When we are young, life is full of new. New words, new tastes, newly discovered fresh and not-so-fresh smells. New dresses on Sunday mornings when the old ones were outgrown. New skills. Letters to be learned, numbers to sequence, then to add, then to multiply. There is so much new early on.
There comes a point when the scales shift and life carries a relatively equal balance of old and new, with little peaks and valleys along the journey. I'm not sure where the summit is for the typical first-world human, but I suspect it is in our teen or young adult years. At some point we bemoan the redundancy of life, if we are lucky. Things get old. Patterns repeat. We follow routines, as tiring as they may be, and thirst for new.
Sometimes New comes like a breath of fresh air. A trip to paradise in the dreariness of winter. Pretty Miss New bats her eyes and beckons us, all fragrant with her new perfume. We follow her with wanderlust and passion, breathing her in, drinking her coolness.
But sometimes Newness bursts through the back door when we are not looking, when we are just out of the shower and not dressed. We pull our towels up in front of us with a high pitched yelp, running back to the closet. But newness creeps in under the closet door while we dress and sometimes, in our hurrying state, we put our clothes on backwards and forget to put socks on under our boots. Then the rest of the day we shift in our uncomfortableness, while New chuckles behind us.

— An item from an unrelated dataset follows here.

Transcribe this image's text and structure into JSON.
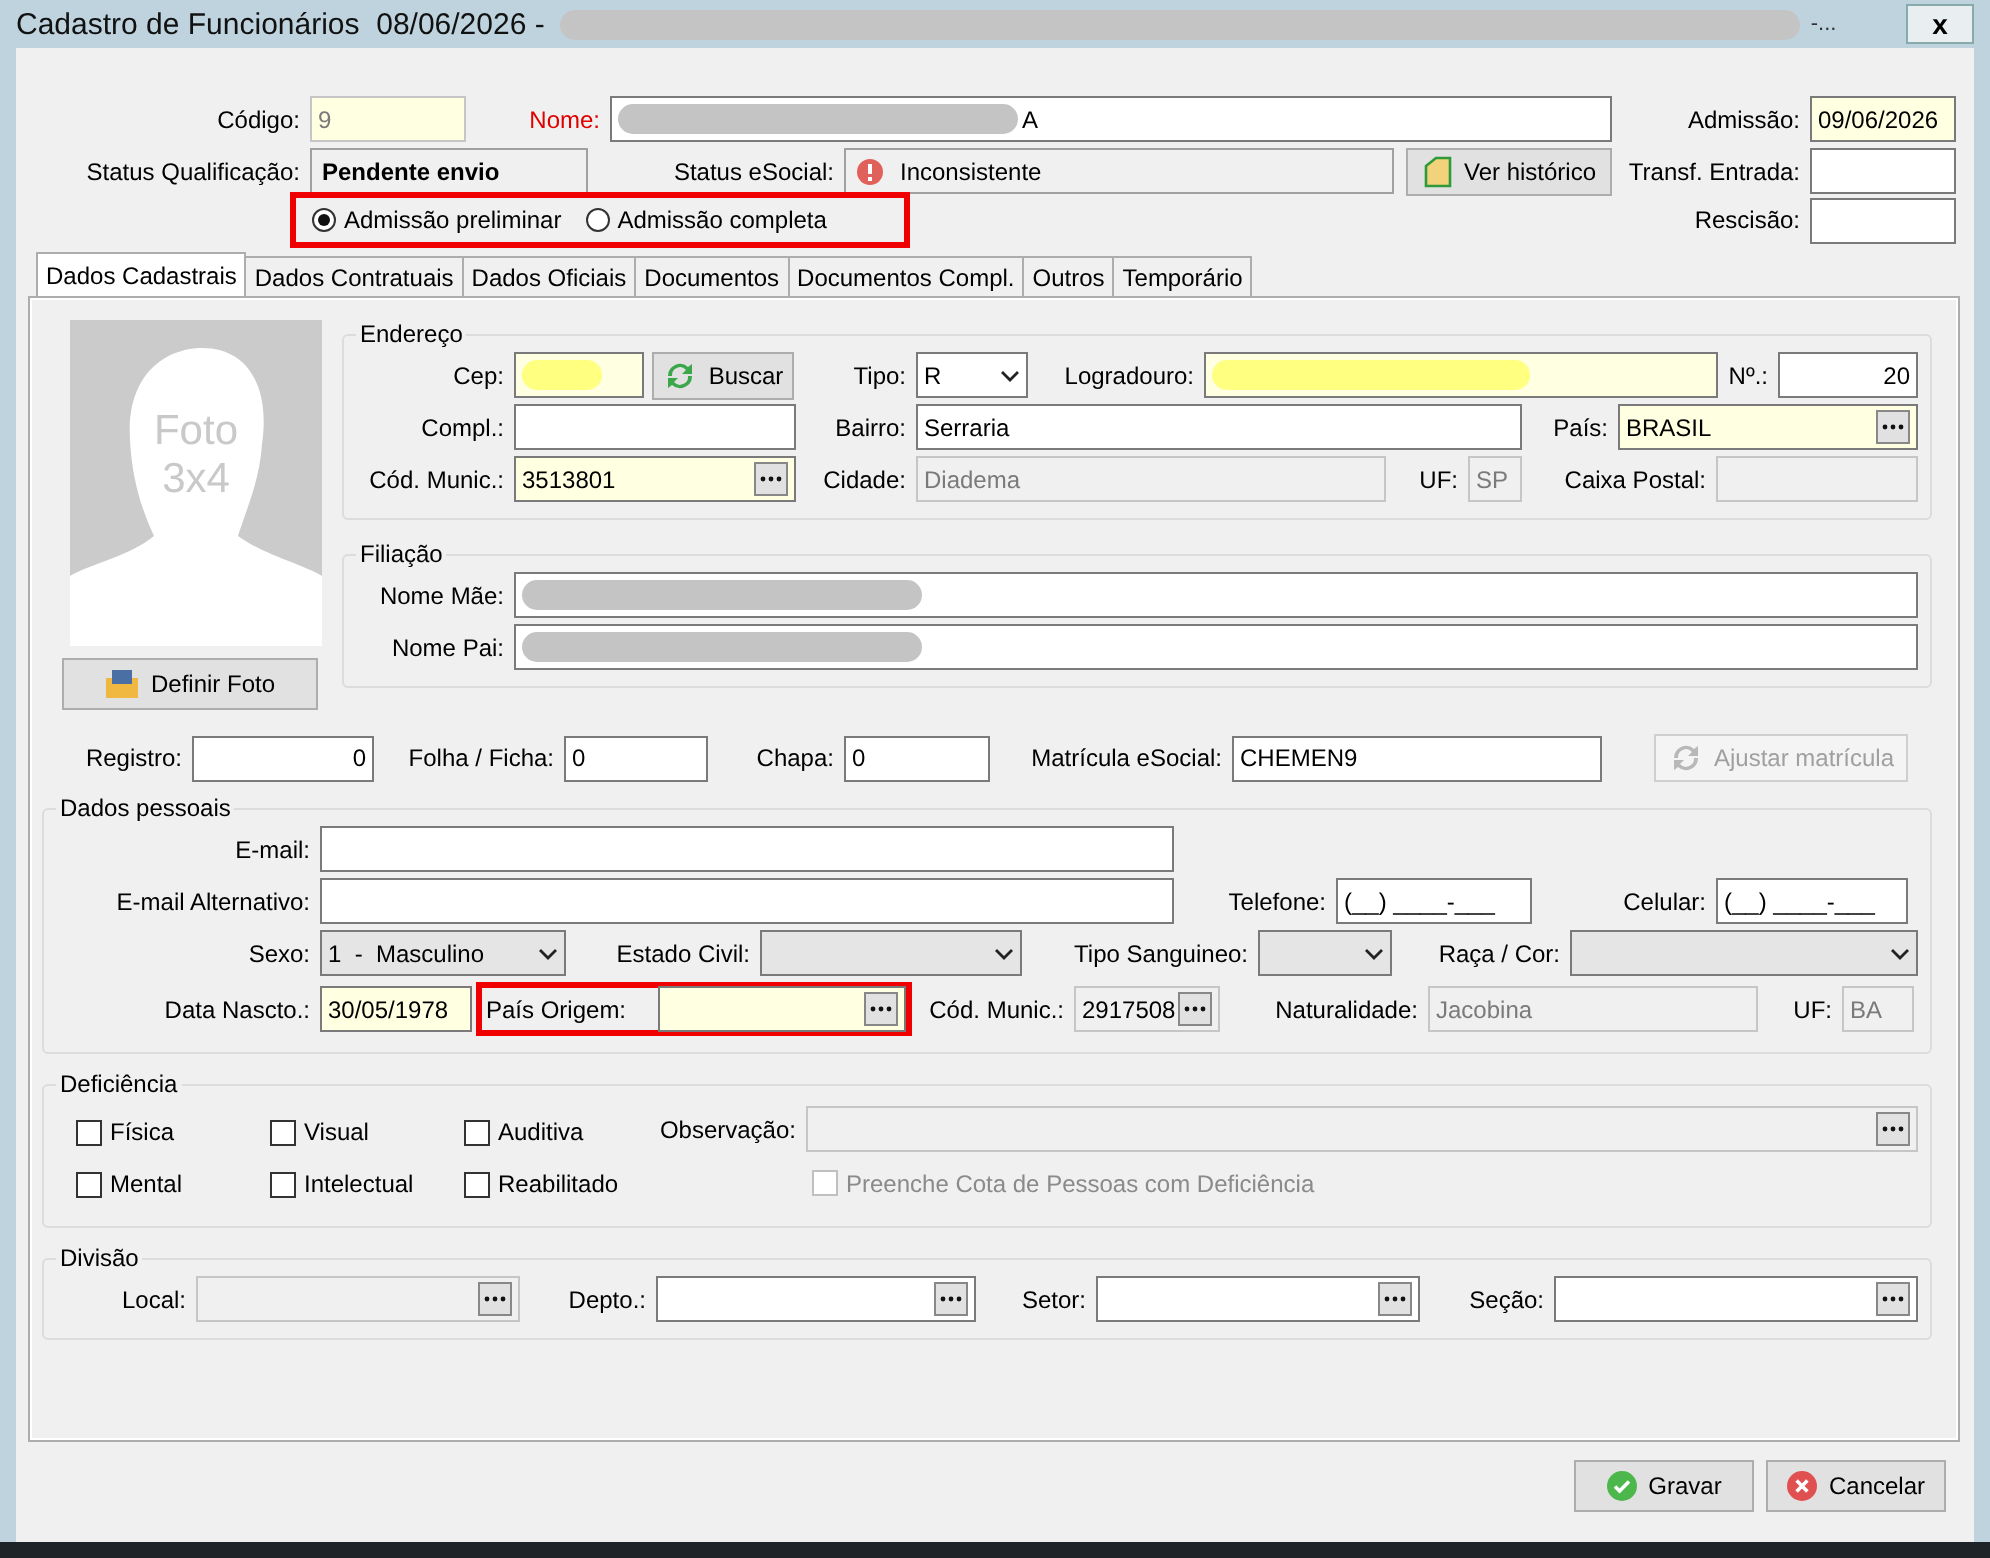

My sister Libby has decided to add some new to her life. She has decided to hire a personal trainer. Joel, her trainer, is such a good young man, very capable, and very kind. The fact that her trainer is Joel is part of why she has a trainer. For years her muscles were dependably able, the definition in her calves and arms visible evidence of the love in her heart. She hefted our mother from her bed to her wheel chair, to the shower to her recliner, back to the wheelchair, into the car, and so on…repeatedly…every single day. When Mom went the way of all living things Libby's muscles became less taxed. Her arms and her legs began to lose their beloved purpose, and it pained her to think that they were only needed to carry her own weight. The change was painful when Mom died. Inside and out, it hurt. Now Lib takes the proverbial bull by the horns and calls to her muscles to wake up. The newness is painful as well.
Our friend Reed dances a daily do-si-do with newness. His self definition shifts almost daily now. He has sold his business, buried his wife, nurtured and advised grieving children, not to mention a very lonely puppy, and it's bulging with new. Last week he spent his last day of work at a company founded by his father. After his father's untimely death, Reed took over as president of the company, leading it through interstate expansion and a recent sale to a large parent company. It is where he has spent his whole professional career. Tomorrow he will not be going to work. And in two months he walks his youngest daughter down the aisle in a pretty white dress. Major foot stomping newness in Reed's world!
The other day Reed came over for dinner. Chatting afterwards, he commented that he had learned something new. (This did not startle any of us). "Did you know," he said, his eyebrows raising as he spoke, "that if you take a chicken breast out of the freezer and put it in the fridge to thaw, and forget that you put it in the fridge to thaw, that chicken will turn very nasty in one week?" We all laughed heartily. "And," he continued, "I am astounded at how much quicker everything gets dirty. It feels like I am doing laundry all the time!"
I pray for Reed, that he will have the wherewithal to hold up under the overwhelming weight he hefts each day. Not only the burden of the heart and brain trying to process loss, but the tasks of daily life. Needful things that have no respect nor patience for the grieving. I pray for Libby, whose heart throbs at the loss of her mother and, too soon after that, our Cindy, her closest friend. I send requests heavenward for our friend Paul and his grieving family. I let my head go to the names of people who loved and lost, whose routines are smothered in new, and I end up praying until the day is old, and I am weary of prayer. And then I pray some more.